Reproduce the listing exactly, with no pictures in your copy.
----- LISTED RECORDS -----
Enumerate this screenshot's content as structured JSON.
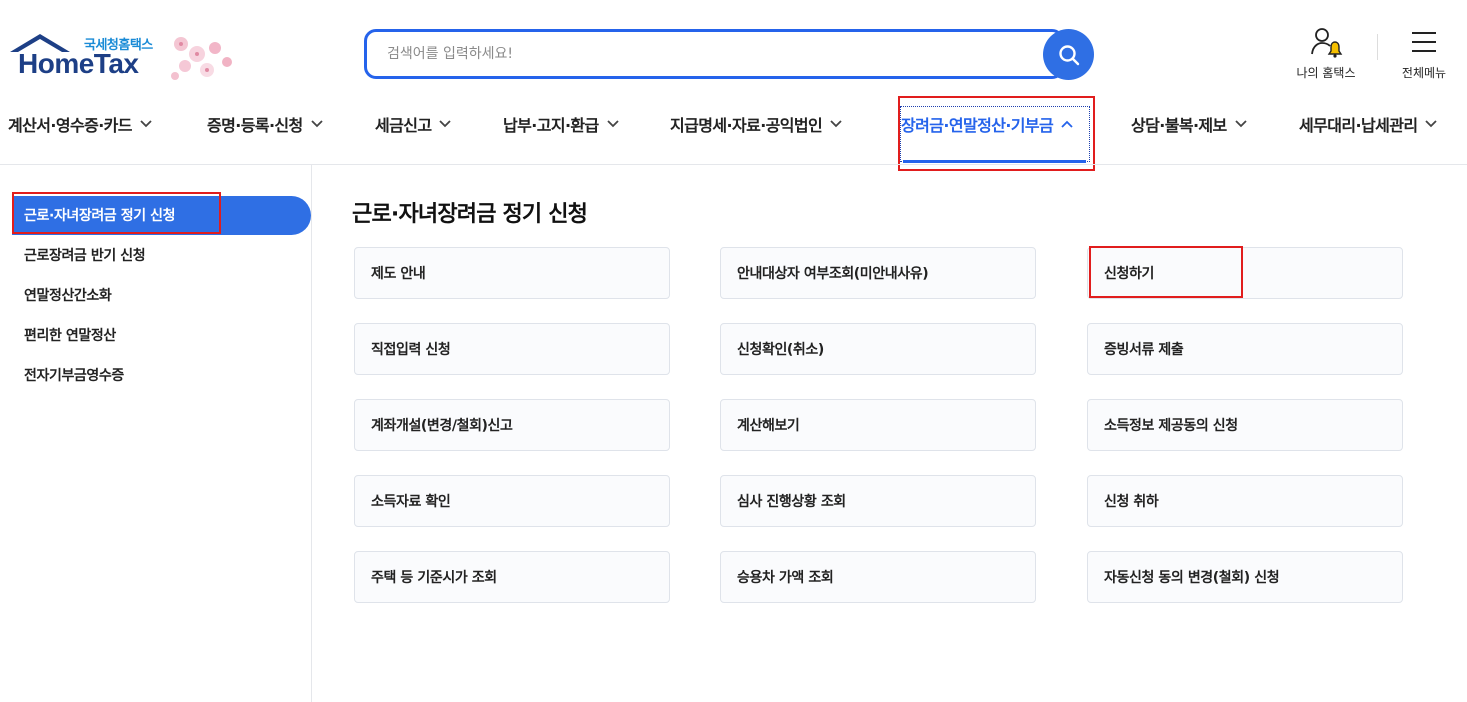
{
  "header": {
    "logo_sub": "국세청홈택스",
    "logo_main": "HomeTax",
    "search_placeholder": "검색어를 입력하세요!",
    "my_home_label": "나의 홈택스",
    "all_menu_label": "전체메뉴"
  },
  "gnb": {
    "items": [
      {
        "label": "계산서·영수증·카드"
      },
      {
        "label": "증명·등록·신청"
      },
      {
        "label": "세금신고"
      },
      {
        "label": "납부·고지·환급"
      },
      {
        "label": "지급명세·자료·공익법인"
      },
      {
        "label": "장려금·연말정산·기부금",
        "active": true
      },
      {
        "label": "상담·불복·제보"
      },
      {
        "label": "세무대리·납세관리"
      }
    ]
  },
  "sidebar": {
    "items": [
      {
        "label": "근로·자녀장려금 정기 신청",
        "active": true
      },
      {
        "label": "근로장려금 반기 신청"
      },
      {
        "label": "연말정산간소화"
      },
      {
        "label": "편리한 연말정산"
      },
      {
        "label": "전자기부금영수증"
      }
    ]
  },
  "main": {
    "title": "근로·자녀장려금 정기 신청",
    "cards": [
      "제도 안내",
      "안내대상자 여부조회(미안내사유)",
      "신청하기",
      "직접입력 신청",
      "신청확인(취소)",
      "증빙서류 제출",
      "계좌개설(변경/철회)신고",
      "계산해보기",
      "소득정보 제공동의 신청",
      "소득자료 확인",
      "심사 진행상황 조회",
      "신청 취하",
      "주택 등 기준시가 조회",
      "승용차 가액 조회",
      "자동신청 동의 변경(철회) 신청"
    ]
  },
  "colors": {
    "accent": "#2563eb",
    "active_bg": "#2f6fe4",
    "highlight": "#e11d1d",
    "logo_navy": "#1d3f86",
    "logo_sub": "#1a8bd6"
  }
}
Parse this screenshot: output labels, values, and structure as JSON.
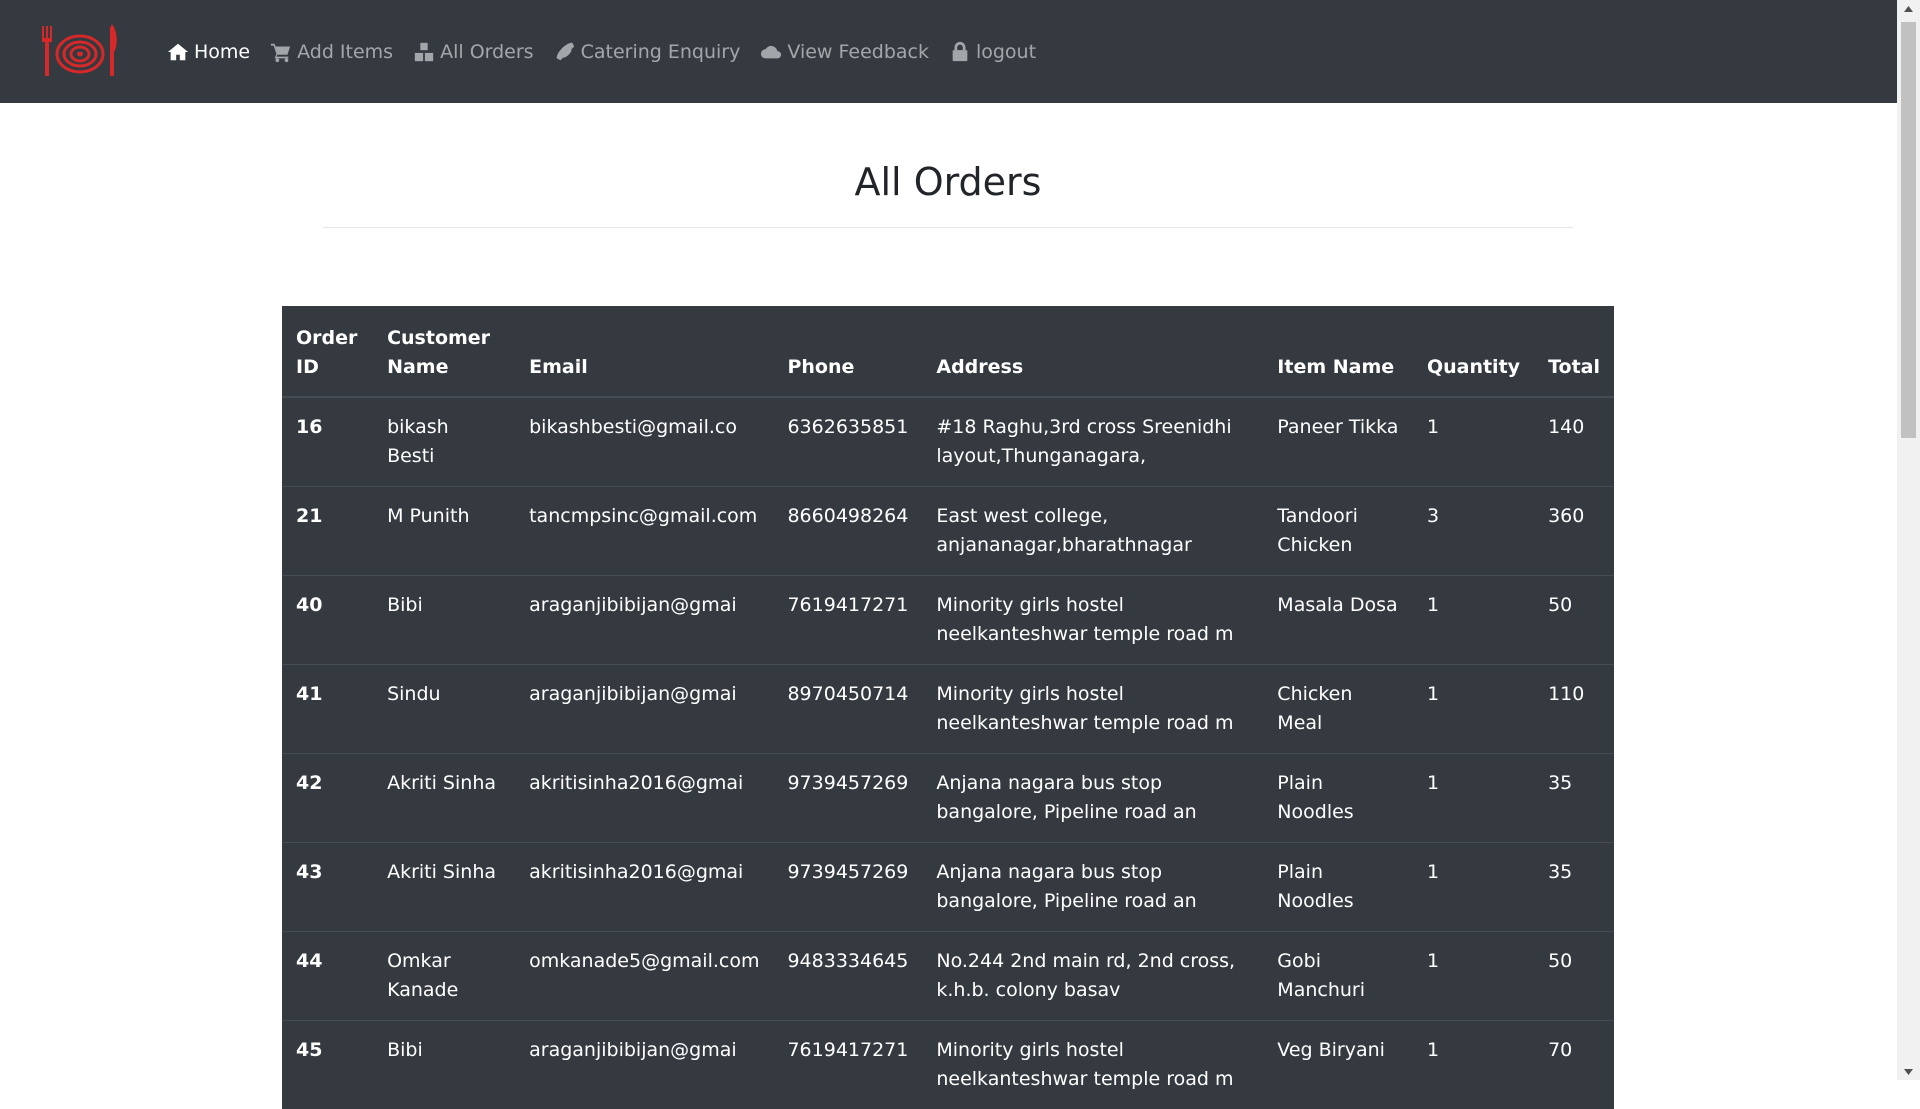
{
  "nav": {
    "items": [
      {
        "label": "Home",
        "icon": "home-icon",
        "active": true
      },
      {
        "label": "Add Items",
        "icon": "cart-icon",
        "active": false
      },
      {
        "label": "All Orders",
        "icon": "cubes-icon",
        "active": false
      },
      {
        "label": "Catering Enquiry",
        "icon": "phone-icon",
        "active": false
      },
      {
        "label": "View Feedback",
        "icon": "cloud-icon",
        "active": false
      },
      {
        "label": "logout",
        "icon": "lock-icon",
        "active": false
      }
    ]
  },
  "page": {
    "title": "All Orders"
  },
  "table": {
    "headers": [
      "Order ID",
      "Customer Name",
      "Email",
      "Phone",
      "Address",
      "Item Name",
      "Quantity",
      "Total"
    ],
    "rows": [
      [
        "16",
        "bikash Besti",
        "bikashbesti@gmail.co",
        "6362635851",
        "#18 Raghu,3rd cross Sreenidhi layout,Thunganagara,",
        "Paneer Tikka",
        "1",
        "140"
      ],
      [
        "21",
        "M Punith",
        "tancmpsinc@gmail.com",
        "8660498264",
        "East west college, anjananagar,bharathnagar",
        "Tandoori Chicken",
        "3",
        "360"
      ],
      [
        "40",
        "Bibi",
        "araganjibibijan@gmai",
        "7619417271",
        "Minority girls hostel neelkanteshwar temple road m",
        "Masala Dosa",
        "1",
        "50"
      ],
      [
        "41",
        "Sindu",
        "araganjibibijan@gmai",
        "8970450714",
        "Minority girls hostel neelkanteshwar temple road m",
        "Chicken Meal",
        "1",
        "110"
      ],
      [
        "42",
        "Akriti Sinha",
        "akritisinha2016@gmai",
        "9739457269",
        "Anjana nagara bus stop bangalore, Pipeline road an",
        "Plain Noodles",
        "1",
        "35"
      ],
      [
        "43",
        "Akriti Sinha",
        "akritisinha2016@gmai",
        "9739457269",
        "Anjana nagara bus stop bangalore, Pipeline road an",
        "Plain Noodles",
        "1",
        "35"
      ],
      [
        "44",
        "Omkar Kanade",
        "omkanade5@gmail.com",
        "9483334645",
        "No.244 2nd main rd, 2nd cross, k.h.b. colony basav",
        "Gobi Manchuri",
        "1",
        "50"
      ],
      [
        "45",
        "Bibi",
        "araganjibibijan@gmai",
        "7619417271",
        "Minority girls hostel neelkanteshwar temple road m",
        "Veg Biryani",
        "1",
        "70"
      ]
    ]
  },
  "colors": {
    "navbar_bg": "#343a40",
    "table_bg": "#343a40",
    "logo_red": "#d62828",
    "nav_text": "rgba(255,255,255,0.55)",
    "nav_active": "#ffffff"
  }
}
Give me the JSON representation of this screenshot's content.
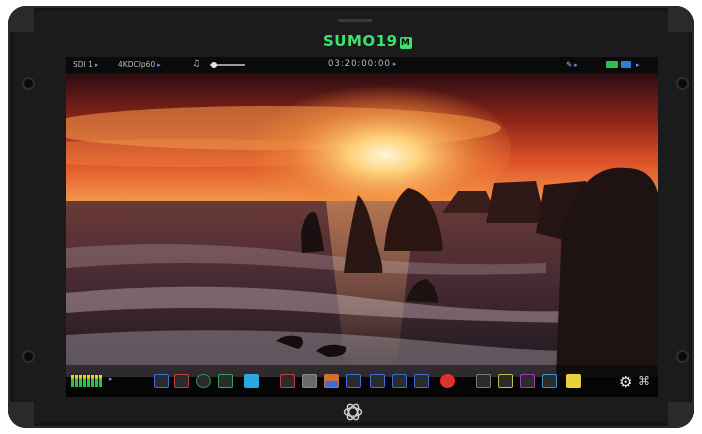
{
  "device": {
    "brand": "SUMO19",
    "brand_badge": "M"
  },
  "status_bar": {
    "input": "SDI 1",
    "resolution": "4KDCIp60",
    "timecode": "03:20:00:00",
    "headphone_icon": "headphone-icon",
    "volume_level": 0.1,
    "record_icon": "pencil-icon",
    "arrow": "▸"
  },
  "bottom_toolbar": {
    "settings_icon": "gear-icon",
    "logo_icon": "atomos-logo-icon",
    "tools": [
      {
        "name": "waveform-tool",
        "color": "#3a6ed8"
      },
      {
        "name": "vectorscope-tool",
        "color": "#c04040"
      },
      {
        "name": "focus-peaking-tool",
        "color": "#2f8f4a"
      },
      {
        "name": "zebra-tool",
        "color": "#3aa055"
      },
      {
        "name": "false-color-tool",
        "color": "#2aa6e0"
      },
      {
        "name": "red-channel-tool",
        "color": "#c04040"
      },
      {
        "name": "frame-guides-tool",
        "color": "#8a8a8a"
      },
      {
        "name": "histogram-tool",
        "color": "#d07030"
      },
      {
        "name": "lut-tool",
        "color": "#3a6ed8"
      },
      {
        "name": "rgb-parade-tool",
        "color": "#3a6ed8"
      },
      {
        "name": "aspect-tool",
        "color": "#3a6ed8"
      },
      {
        "name": "anamorphic-tool",
        "color": "#3a6ed8"
      },
      {
        "name": "record-mode-tool",
        "color": "#e03030"
      },
      {
        "name": "playback-tool",
        "color": "#7a7a7a"
      },
      {
        "name": "scope-a-tool",
        "color": "#c0c040"
      },
      {
        "name": "scope-b-tool",
        "color": "#a040c0"
      },
      {
        "name": "scope-c-tool",
        "color": "#4090d0"
      },
      {
        "name": "yellow-tool",
        "color": "#e6d23a"
      }
    ]
  }
}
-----
FINAL ANSWER »
Enumerate this screenshot's content as structured JSON.
{
  "header": {
    "logo_sub": "국세청홈택스",
    "logo_main": "HomeTax",
    "search_placeholder": "검색어를 입력하세요!",
    "my_home_label": "나의 홈택스",
    "all_menu_label": "전체메뉴"
  },
  "gnb": {
    "items": [
      {
        "label": "계산서·영수증·카드"
      },
      {
        "label": "증명·등록·신청"
      },
      {
        "label": "세금신고"
      },
      {
        "label": "납부·고지·환급"
      },
      {
        "label": "지급명세·자료·공익법인"
      },
      {
        "label": "장려금·연말정산·기부금",
        "active": true
      },
      {
        "label": "상담·불복·제보"
      },
      {
        "label": "세무대리·납세관리"
      }
    ]
  },
  "sidebar": {
    "items": [
      {
        "label": "근로·자녀장려금 정기 신청",
        "active": true
      },
      {
        "label": "근로장려금 반기 신청"
      },
      {
        "label": "연말정산간소화"
      },
      {
        "label": "편리한 연말정산"
      },
      {
        "label": "전자기부금영수증"
      }
    ]
  },
  "main": {
    "title": "근로·자녀장려금 정기 신청",
    "cards": [
      "제도 안내",
      "안내대상자 여부조회(미안내사유)",
      "신청하기",
      "직접입력 신청",
      "신청확인(취소)",
      "증빙서류 제출",
      "계좌개설(변경/철회)신고",
      "계산해보기",
      "소득정보 제공동의 신청",
      "소득자료 확인",
      "심사 진행상황 조회",
      "신청 취하",
      "주택 등 기준시가 조회",
      "승용차 가액 조회",
      "자동신청 동의 변경(철회) 신청"
    ]
  },
  "colors": {
    "accent": "#2563eb",
    "active_bg": "#2f6fe4",
    "highlight": "#e11d1d",
    "logo_navy": "#1d3f86",
    "logo_sub": "#1a8bd6"
  }
}
Parse this screenshot: output labels, values, and structure as JSON.
{
  "nav": {
    "items": [
      {
        "label": "Home",
        "icon": "home-icon",
        "active": true
      },
      {
        "label": "Add Items",
        "icon": "cart-icon",
        "active": false
      },
      {
        "label": "All Orders",
        "icon": "cubes-icon",
        "active": false
      },
      {
        "label": "Catering Enquiry",
        "icon": "phone-icon",
        "active": false
      },
      {
        "label": "View Feedback",
        "icon": "cloud-icon",
        "active": false
      },
      {
        "label": "logout",
        "icon": "lock-icon",
        "active": false
      }
    ]
  },
  "page": {
    "title": "All Orders"
  },
  "table": {
    "headers": [
      "Order ID",
      "Customer Name",
      "Email",
      "Phone",
      "Address",
      "Item Name",
      "Quantity",
      "Total"
    ],
    "rows": [
      [
        "16",
        "bikash Besti",
        "bikashbesti@gmail.co",
        "6362635851",
        "#18 Raghu,3rd cross Sreenidhi layout,Thunganagara,",
        "Paneer Tikka",
        "1",
        "140"
      ],
      [
        "21",
        "M Punith",
        "tancmpsinc@gmail.com",
        "8660498264",
        "East west college, anjananagar,bharathnagar",
        "Tandoori Chicken",
        "3",
        "360"
      ],
      [
        "40",
        "Bibi",
        "araganjibibijan@gmai",
        "7619417271",
        "Minority girls hostel neelkanteshwar temple road m",
        "Masala Dosa",
        "1",
        "50"
      ],
      [
        "41",
        "Sindu",
        "araganjibibijan@gmai",
        "8970450714",
        "Minority girls hostel neelkanteshwar temple road m",
        "Chicken Meal",
        "1",
        "110"
      ],
      [
        "42",
        "Akriti Sinha",
        "akritisinha2016@gmai",
        "9739457269",
        "Anjana nagara bus stop bangalore, Pipeline road an",
        "Plain Noodles",
        "1",
        "35"
      ],
      [
        "43",
        "Akriti Sinha",
        "akritisinha2016@gmai",
        "9739457269",
        "Anjana nagara bus stop bangalore, Pipeline road an",
        "Plain Noodles",
        "1",
        "35"
      ],
      [
        "44",
        "Omkar Kanade",
        "omkanade5@gmail.com",
        "9483334645",
        "No.244 2nd main rd, 2nd cross, k.h.b. colony basav",
        "Gobi Manchuri",
        "1",
        "50"
      ],
      [
        "45",
        "Bibi",
        "araganjibibijan@gmai",
        "7619417271",
        "Minority girls hostel neelkanteshwar temple road m",
        "Veg Biryani",
        "1",
        "70"
      ]
    ]
  },
  "colors": {
    "navbar_bg": "#343a40",
    "table_bg": "#343a40",
    "logo_red": "#d62828",
    "nav_text": "rgba(255,255,255,0.55)",
    "nav_active": "#ffffff"
  }
}
Give me the JSON representation of this screenshot's content.
{
  "device": {
    "brand": "SUMO19",
    "brand_badge": "M"
  },
  "status_bar": {
    "input": "SDI 1",
    "resolution": "4KDCIp60",
    "timecode": "03:20:00:00",
    "headphone_icon": "headphone-icon",
    "volume_level": 0.1,
    "record_icon": "pencil-icon",
    "arrow": "▸"
  },
  "bottom_toolbar": {
    "settings_icon": "gear-icon",
    "logo_icon": "atomos-logo-icon",
    "tools": [
      {
        "name": "waveform-tool",
        "color": "#3a6ed8"
      },
      {
        "name": "vectorscope-tool",
        "color": "#c04040"
      },
      {
        "name": "focus-peaking-tool",
        "color": "#2f8f4a"
      },
      {
        "name": "zebra-tool",
        "color": "#3aa055"
      },
      {
        "name": "false-color-tool",
        "color": "#2aa6e0"
      },
      {
        "name": "red-channel-tool",
        "color": "#c04040"
      },
      {
        "name": "frame-guides-tool",
        "color": "#8a8a8a"
      },
      {
        "name": "histogram-tool",
        "color": "#d07030"
      },
      {
        "name": "lut-tool",
        "color": "#3a6ed8"
      },
      {
        "name": "rgb-parade-tool",
        "color": "#3a6ed8"
      },
      {
        "name": "aspect-tool",
        "color": "#3a6ed8"
      },
      {
        "name": "anamorphic-tool",
        "color": "#3a6ed8"
      },
      {
        "name": "record-mode-tool",
        "color": "#e03030"
      },
      {
        "name": "playback-tool",
        "color": "#7a7a7a"
      },
      {
        "name": "scope-a-tool",
        "color": "#c0c040"
      },
      {
        "name": "scope-b-tool",
        "color": "#a040c0"
      },
      {
        "name": "scope-c-tool",
        "color": "#4090d0"
      },
      {
        "name": "yellow-tool",
        "color": "#e6d23a"
      }
    ]
  }
}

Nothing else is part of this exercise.